METHODS - We undertook an analysis of SV40-transformed primary kidney epithelial cells derived from newborn mice genetically engineered to express a stabilized HIF1α or HIF2α transgene. We examined the metabolic profile in relation to each gene.
RESULTS - Although the cells proliferated similarly, the metabolic profile of each genotype of cell was markedly different and correlated with altered gene expression of factors influencing components of metabolic signaling. HIF1α promoted high levels of glycolysis as well as increased oxidative phosphorylation in complete media, but oxidative phosphorylation was suppressed when supplied with single carbon source media. HIF2α, in contrast, supported oxidative phosphorylation in complete media or single glucose carbon source, but these cells were not responsive to glutamine nutrient sources. This finding correlates to HIF2α-specific induction of Glul, effectively reducing glutamine utilization by limiting the glutamate pool, and knockdown of Glul allows these cells to perform oxidative phosphorylation in glutamine media.

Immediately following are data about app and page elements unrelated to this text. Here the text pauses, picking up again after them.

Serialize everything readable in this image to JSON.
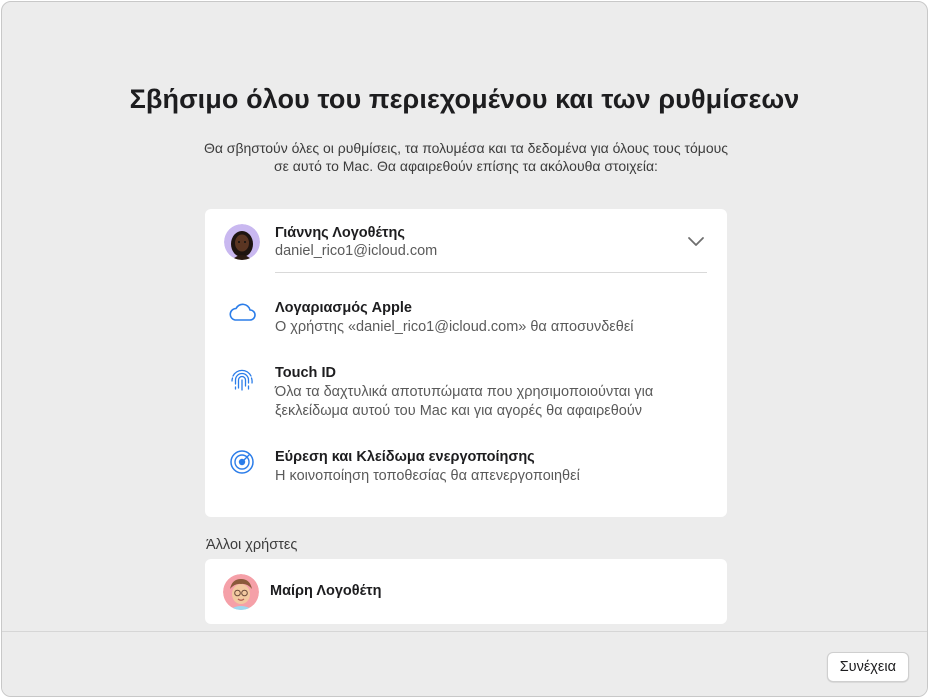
{
  "title": "Σβήσιμο όλου του περιεχομένου και των ρυθμίσεων",
  "description": "Θα σβηστούν όλες οι ρυθμίσεις, τα πολυμέσα και τα δεδομένα για όλους τους τόμους σε αυτό το Mac. Θα αφαιρεθούν επίσης τα ακόλουθα στοιχεία:",
  "user": {
    "name": "Γιάννης Λογοθέτης",
    "email": "daniel_rico1@icloud.com"
  },
  "items": [
    {
      "title": "Λογαριασμός Apple",
      "subtitle": "Ο χρήστης «daniel_rico1@icloud.com» θα αποσυνδεθεί",
      "icon": "cloud-icon"
    },
    {
      "title": "Touch ID",
      "subtitle_line1": "Όλα τα δαχτυλικά αποτυπώματα που χρησιμοποιούνται για",
      "subtitle_line2": "ξεκλείδωμα αυτού του Mac και για αγορές θα αφαιρεθούν",
      "icon": "fingerprint-icon"
    },
    {
      "title": "Εύρεση και Κλείδωμα ενεργοποίησης",
      "subtitle": "Η κοινοποίηση τοποθεσίας θα απενεργοποιηθεί",
      "icon": "find-my-icon"
    }
  ],
  "other_users_label": "Άλλοι χρήστες",
  "other_users": [
    {
      "name": "Μαίρη Λογοθέτη"
    }
  ],
  "continue_label": "Συνέχεια",
  "colors": {
    "accent": "#2b7de9",
    "background": "#ececec",
    "card": "#ffffff"
  }
}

CONCLUSION - HIF1α and HIF2α support highly divergent patterns of kidney epithelial cell metabolic phenotype. Expression of these factors ultimately alters the nutrient resource utilization and energy generation strategy in the setting of complete or limiting nutrients.
The hypoxia-inducible transcription factors HIF-1 and HIF-2 mediate key cellular adaptions to hypoxia and contribute to renal homeostasis and pathophysiology; however, little is known about the cell type-specific functions of HIF-1 and HIF-2 in response to ischemic kidney injury. Here, we used a genetic approach to specifically dissect the roles of endothelial HIF-1 and HIF-2 in murine models of hypoxic kidney injury induced by ischemia reperfusion or ureteral obstruction. In both models, inactivation of endothelial HIF increased injury-associated renal inflammation and fibrosis. Specifically, inactivation of endothelial HIF-2α, but not endothelial HIF-1α, resulted in increased expression of renal injury markers and inflammatory cell infiltration in the postischemic kidney, which was reversed by blockade of vascular cell adhesion molecule-1 (VCAM1) and very late antigen-4 (VLA4) using monoclonal antibodies. In contrast, pharmacologic or genetic activation of HIF via HIF prolyl-hydroxylase inhibition protected wild-type animals from ischemic kidney injury and inflammation; however, these same protective effects were not observed in HIF prolyl-hydroxylase inhibitor-treated animals lacking endothelial HIF-2. Taken together, our data indicate that endothelial HIF-2 protects from hypoxia-induced renal damage and represents a potential therapeutic target for renoprotection and prevention of fibrosis following acute ischemic injury.
Ever since eukaryotes subsumed the bacterial ancestor of mitochondria, the nuclear and mitochondrial genomes have had to closely coordinate their activities, as each encode different subunits of the oxidative phosphorylation (OXPHOS) system. Mitochondrial dysfunction is a hallmark of aging, but its causes are debated. We show that, during aging, there is a specific loss of mitochondrial, but not nuclear, encoded OXPHOS subunits. We trace the cause to an alternate PGC-1α/β-independent pathway of nuclear-mitochondrial communication that is induced by a decline in nuclear NAD(+) and the accumulation of HIF-1α under normoxic conditions, with parallels to Warburg reprogramming. Deleting SIRT1 accelerates this process, whereas raising NAD(+) levels in old mice restores mitochondrial function to that of a young mouse in a SIRT1-dependent manner. Thus, a pseudohypoxic state that disrupts PGC-1α/β-independent nuclear-mitochondrial communication contributes to the decline in mitochondrial function with age, a process that is apparently reversible.
Copyright © 2013 Elsevier Inc. All rights reserved.